Her previous health had been reasonable, although she had, all her life, been prone to migraine headaches. She had previously been given fertility treatment, but had had no children.
Over a period of one to two years, the symptoms worsened. The brain MRI showed a number of small ‘dots’ – at first thought to be insignificant (a sign of ‘ageing’). However, there were serious concerns about the risk of stroke. Blood pressure, cholesterol and so on were normal, but her neurologist tested for antiphospholipid antibodies (aPL) – strongly positive.
She had been treated for some time with aspirin, but with no clear improvement. It was decided to institute what I call our ‘heparin trial’. This is a very ‘clinical’ (and probably not very scientific) trial of two to four weeks of heparin (low molecular weight heparin, e.g. Fragmin 10,000 units daily).
The results were dramatic – no more balance problems, headaches gone.
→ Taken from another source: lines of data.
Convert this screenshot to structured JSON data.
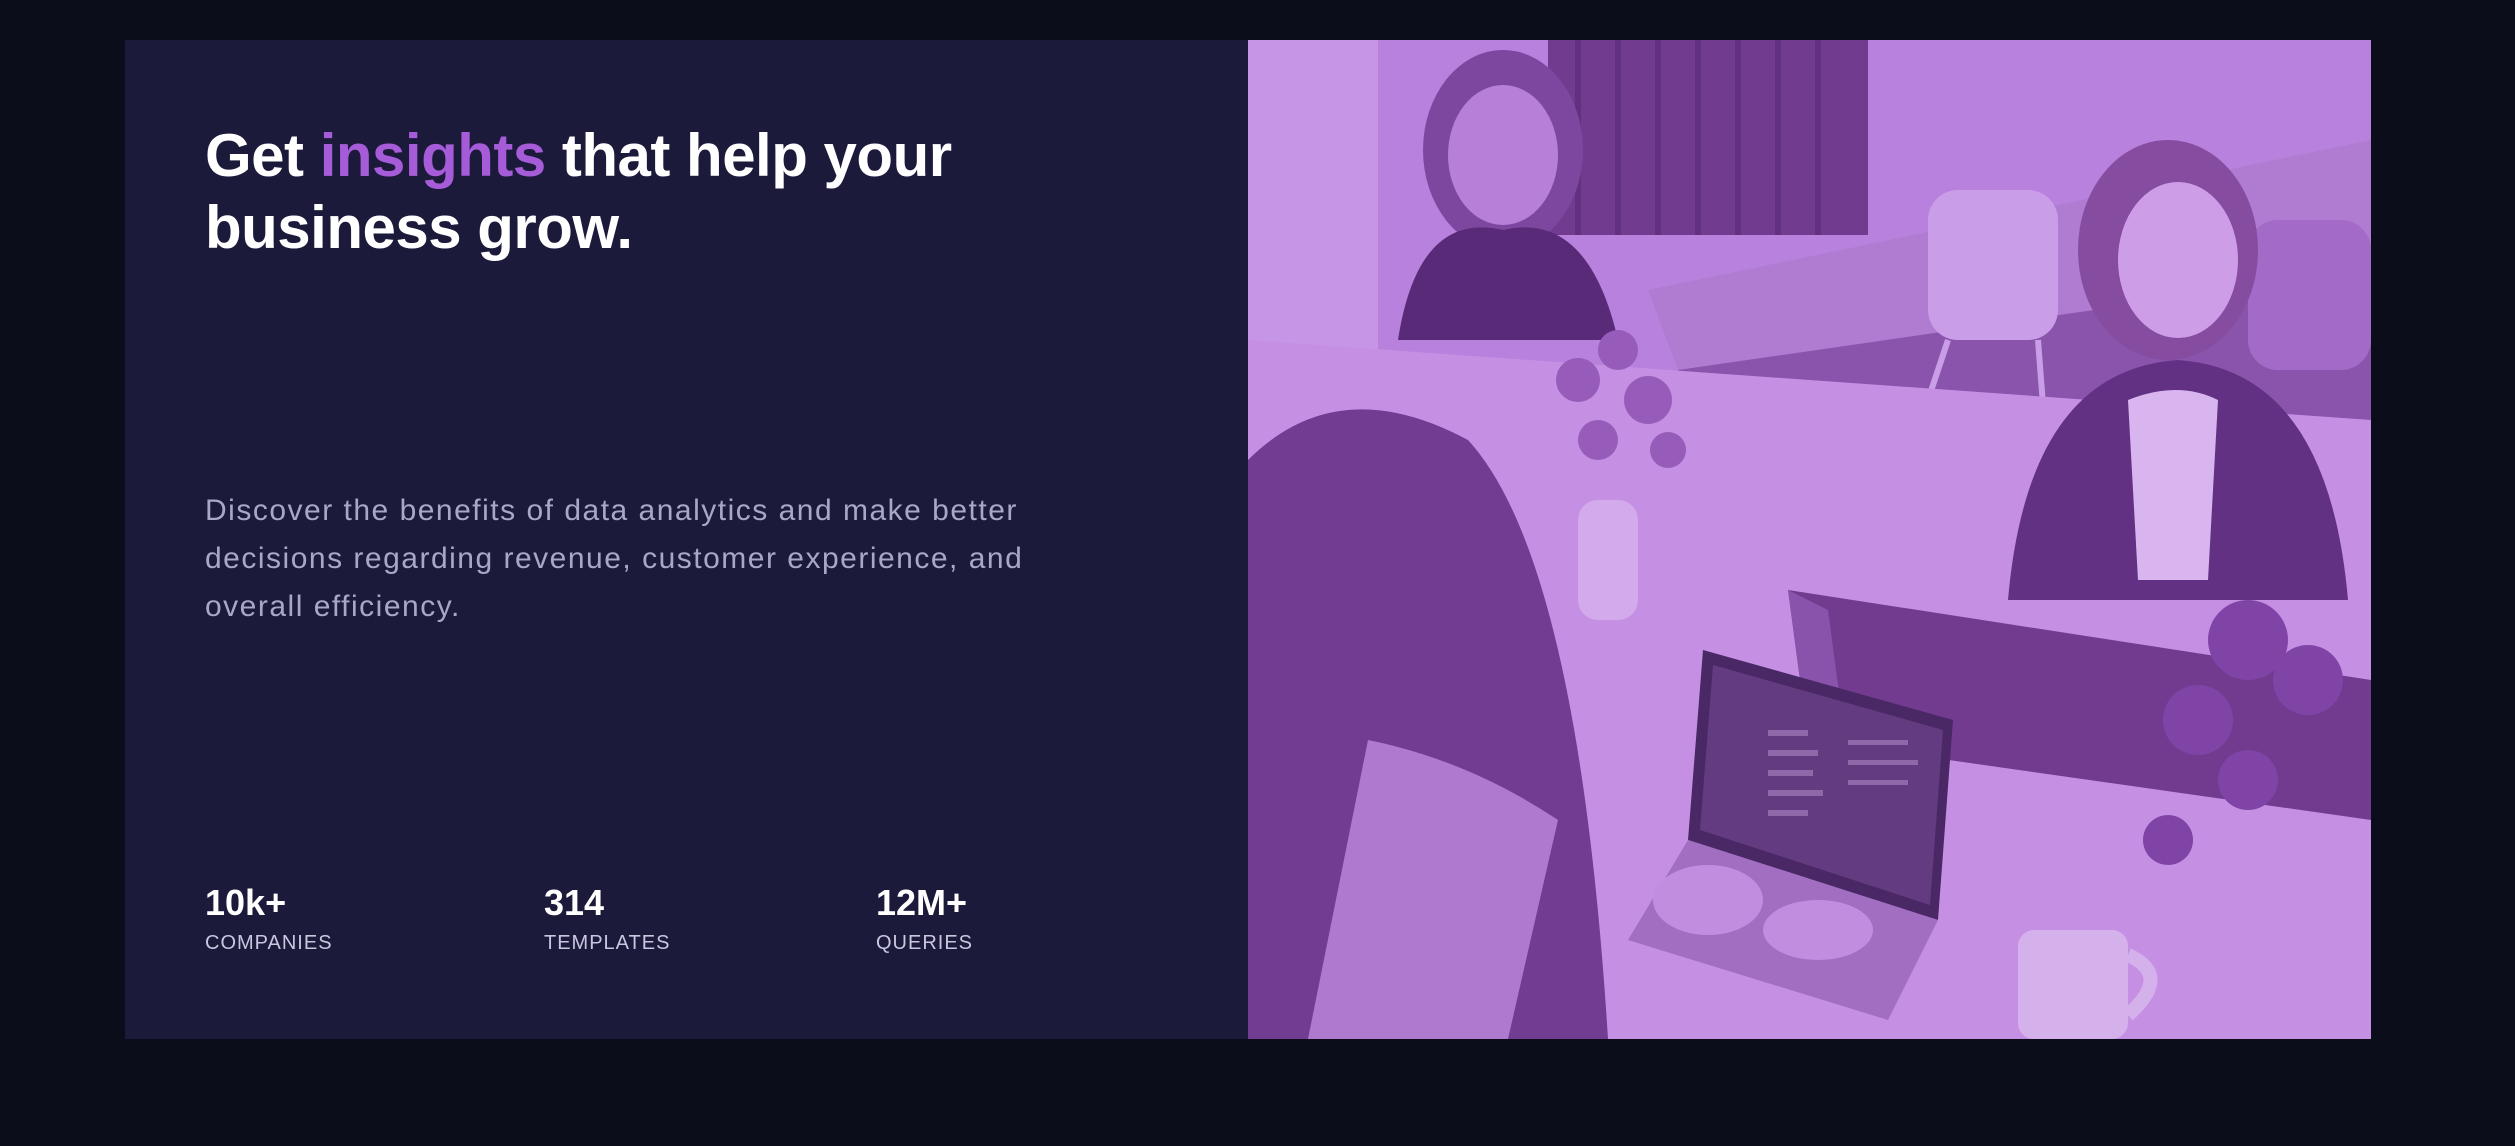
{
  "hero": {
    "headline_part1": "Get",
    "headline_accent": "insights",
    "headline_part2": "that help your business grow.",
    "description": "Discover the benefits of data analytics and make better decisions regarding revenue, customer experience, and overall efficiency.",
    "accent_color": "#a65cd8"
  },
  "stats": [
    {
      "value": "10k+",
      "label": "COMPANIES"
    },
    {
      "value": "314",
      "label": "TEMPLATES"
    },
    {
      "value": "12M+",
      "label": "QUERIES"
    }
  ],
  "image": {
    "alt": "Team members working at a table with laptop and flowers",
    "tint_color": "#b886dc"
  }
}
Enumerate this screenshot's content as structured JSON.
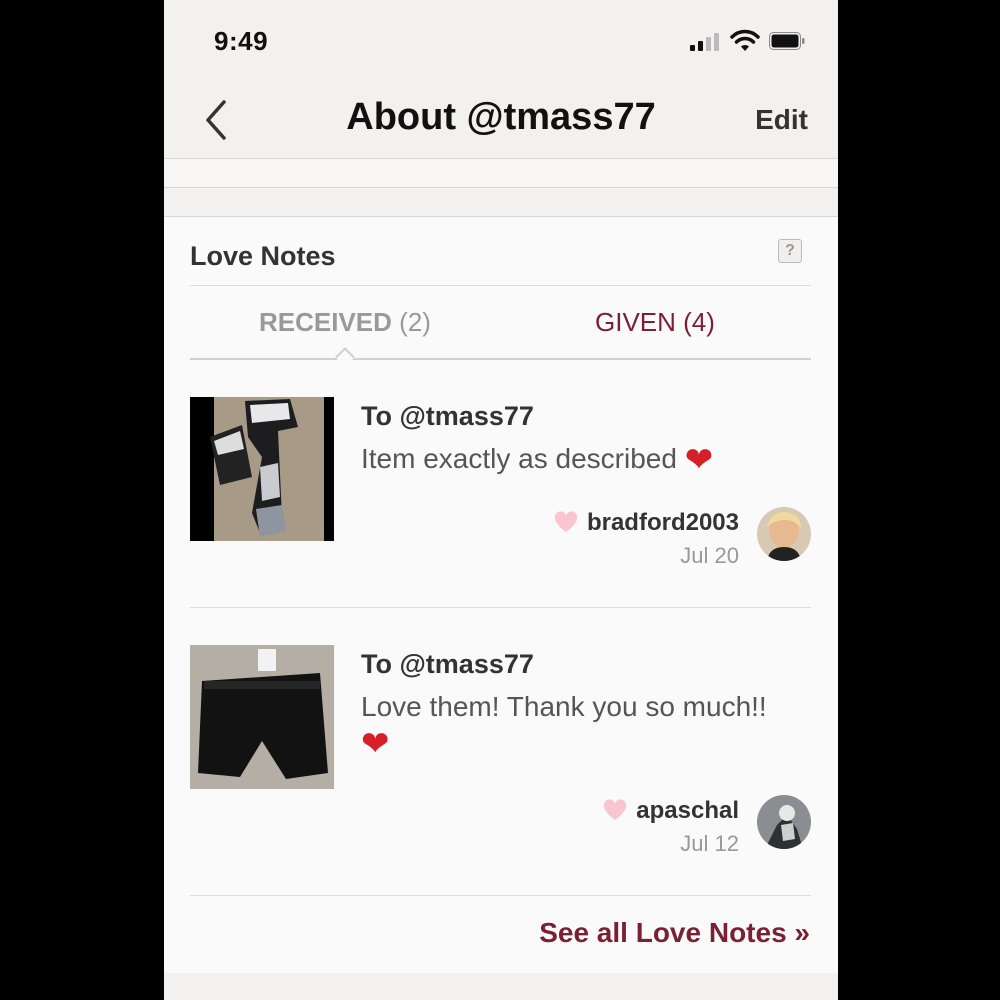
{
  "status_bar": {
    "time": "9:49"
  },
  "nav": {
    "title": "About @tmass77",
    "edit_label": "Edit"
  },
  "love_notes": {
    "title": "Love Notes",
    "help_label": "?",
    "tabs": [
      {
        "label": "RECEIVED",
        "count": "(2)"
      },
      {
        "label": "GIVEN (4)"
      }
    ],
    "notes": [
      {
        "to": "To @tmass77",
        "text": "Item exactly as described",
        "author": "bradford2003",
        "date": "Jul 20"
      },
      {
        "to": "To @tmass77",
        "text": "Love them! Thank you so much!!",
        "author": "apaschal",
        "date": "Jul 12"
      }
    ],
    "see_all_label": "See all Love Notes »"
  },
  "colors": {
    "accent": "#7b1f35",
    "heart_red": "#d5202a",
    "heart_pink": "#f8c6cc"
  }
}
A clear result.
Mrs Y.C. was therefore started on conventional anticoagulant treatment – warfarin (Coumadin). At first, things went well, but soon it was clear to the patient that warfarin wasn’t as good. Where to go from here?
At the time of writing, there are three main options – close monitoring of warfarin at a higher INR, continuation on heparin or a trial of one of the ‘new’ oral anticoagulants.
The first option – self-testing of INR’s, running, if need be, nearer an INR of 4 than an INR of 3. This change alone has proved absolutely invaluable for so many of our patients. In routine anticoagulant clinics, our patients with Hughes Syndrome regularly face criticism for their ‘higher than usual’ INR’s, but APS is rather different from the needs of most warfarin patients who manage with an INR of 2-2.5.
This was tried in Mrs Y.C.’s case – no clear improvement. For some reason, warfarin didn’t suit.
Any other options? The new oral anticoagulants of course. Do immuno-suppressants such as rituximab go to the root of the problem? Certainly, there are numerous case studies claiming some success, but I would put such treatment for Hughes Syndrome in the ‘experimental’ stage at present.
As far as the new oral anticoagulants are concerned, we are gaining experience with their use. I must confess that so far, I have been rather negative regarding their use in Hughes Syndrome – for two main reasons. Firstly, the use of a single tablet to treat such a complex and often variable disease as Hughes Syndrome seems ‘too good to be true’. Our experience with warfarin suggests huge variation in dosage and response. Secondly – more mundane – these agents are relatively new and our experience of them in Hughes Syndrome is still limited.
But my conservative view may be wrong, and over the past year, I have seen increasing numbers of Hughes Syndrome patients (including a number of teenagers) who have been very satisfied with their use. The results of scientific trials are beginning to appear and the signs are encouraging.
Lastly, for patients such as Mrs. Y.C., there is another option – at least a temporary one …… to continue for the time being with the daily low molecular weight heparin injections.
The obvious downside is that the poor old stomach wall becomes something of a pin cushion. I couldn’t do it myself – but then I’m a wimp. But many of our patients have done it – for months (8-9 months in the case of APS pregnancy) and even years – the longest so far being twelve years! And all of these patients have been pleased with their choice – even if only as a stop gap.
Professor Graham R V Hughes MD FRCP